### WORK INSTRUCTIONS
Your response should be a copy of each line in the listing below that includes the word "label".

== DATA EXTRACTS ==

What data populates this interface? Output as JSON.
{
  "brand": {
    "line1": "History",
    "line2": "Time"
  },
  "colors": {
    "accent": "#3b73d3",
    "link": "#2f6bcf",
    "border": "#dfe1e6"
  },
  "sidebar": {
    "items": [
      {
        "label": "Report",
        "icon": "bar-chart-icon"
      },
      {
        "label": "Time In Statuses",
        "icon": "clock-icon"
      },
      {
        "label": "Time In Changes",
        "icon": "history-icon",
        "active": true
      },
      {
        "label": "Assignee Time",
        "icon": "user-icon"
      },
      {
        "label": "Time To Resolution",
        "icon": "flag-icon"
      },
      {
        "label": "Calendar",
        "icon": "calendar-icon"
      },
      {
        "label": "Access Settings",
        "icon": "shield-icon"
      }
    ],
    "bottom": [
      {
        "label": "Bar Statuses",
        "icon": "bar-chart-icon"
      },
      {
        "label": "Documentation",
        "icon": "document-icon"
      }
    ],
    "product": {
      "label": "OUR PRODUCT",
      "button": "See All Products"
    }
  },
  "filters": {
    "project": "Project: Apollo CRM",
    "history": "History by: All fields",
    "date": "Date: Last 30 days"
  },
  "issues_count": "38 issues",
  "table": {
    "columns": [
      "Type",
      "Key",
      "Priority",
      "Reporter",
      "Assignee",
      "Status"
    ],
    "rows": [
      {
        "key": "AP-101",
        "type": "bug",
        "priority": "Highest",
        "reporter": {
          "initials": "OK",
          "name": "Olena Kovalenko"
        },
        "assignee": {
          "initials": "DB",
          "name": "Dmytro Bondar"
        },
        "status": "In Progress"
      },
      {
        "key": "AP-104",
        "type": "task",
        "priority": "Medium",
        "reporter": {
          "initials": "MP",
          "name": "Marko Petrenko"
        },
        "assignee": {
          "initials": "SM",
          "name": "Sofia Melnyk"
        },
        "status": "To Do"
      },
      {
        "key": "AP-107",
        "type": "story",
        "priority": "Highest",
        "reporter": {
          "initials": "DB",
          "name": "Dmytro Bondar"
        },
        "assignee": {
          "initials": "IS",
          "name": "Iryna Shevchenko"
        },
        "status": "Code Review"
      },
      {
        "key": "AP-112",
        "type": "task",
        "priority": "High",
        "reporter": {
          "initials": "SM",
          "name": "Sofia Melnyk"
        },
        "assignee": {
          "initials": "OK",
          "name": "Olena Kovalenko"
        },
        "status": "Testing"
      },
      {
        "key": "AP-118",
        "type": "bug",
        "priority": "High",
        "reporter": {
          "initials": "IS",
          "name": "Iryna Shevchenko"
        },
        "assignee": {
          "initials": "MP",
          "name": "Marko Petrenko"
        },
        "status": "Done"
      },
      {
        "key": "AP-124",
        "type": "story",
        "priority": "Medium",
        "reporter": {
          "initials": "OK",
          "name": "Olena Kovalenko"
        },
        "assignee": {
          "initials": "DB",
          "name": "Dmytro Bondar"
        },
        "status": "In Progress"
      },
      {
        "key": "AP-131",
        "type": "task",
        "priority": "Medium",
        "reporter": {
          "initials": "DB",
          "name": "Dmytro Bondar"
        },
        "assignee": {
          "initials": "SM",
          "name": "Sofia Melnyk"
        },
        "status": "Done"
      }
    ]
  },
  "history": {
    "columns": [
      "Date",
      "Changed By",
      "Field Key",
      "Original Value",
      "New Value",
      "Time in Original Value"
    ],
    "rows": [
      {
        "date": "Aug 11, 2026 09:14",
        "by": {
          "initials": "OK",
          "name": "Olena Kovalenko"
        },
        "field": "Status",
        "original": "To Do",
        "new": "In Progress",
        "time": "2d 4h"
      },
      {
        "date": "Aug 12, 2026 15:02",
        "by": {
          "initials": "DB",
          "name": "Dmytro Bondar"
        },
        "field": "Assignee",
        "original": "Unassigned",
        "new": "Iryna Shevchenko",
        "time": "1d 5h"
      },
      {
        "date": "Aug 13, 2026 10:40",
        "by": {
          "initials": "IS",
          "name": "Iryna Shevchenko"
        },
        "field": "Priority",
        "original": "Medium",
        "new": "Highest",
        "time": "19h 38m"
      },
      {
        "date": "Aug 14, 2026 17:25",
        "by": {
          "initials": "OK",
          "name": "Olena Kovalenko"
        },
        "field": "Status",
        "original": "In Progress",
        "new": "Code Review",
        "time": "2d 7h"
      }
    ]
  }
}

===

### ANSWER TO THIS TASK
        "label": "Report",
        "label": "Time In Statuses",
        "label": "Time In Changes",
        "label": "Assignee Time",
        "label": "Time To Resolution",
        "label": "Calendar",
        "label": "Access Settings",
        "label": "Bar Statuses",
        "label": "Documentation",
      "label": "OUR PRODUCT",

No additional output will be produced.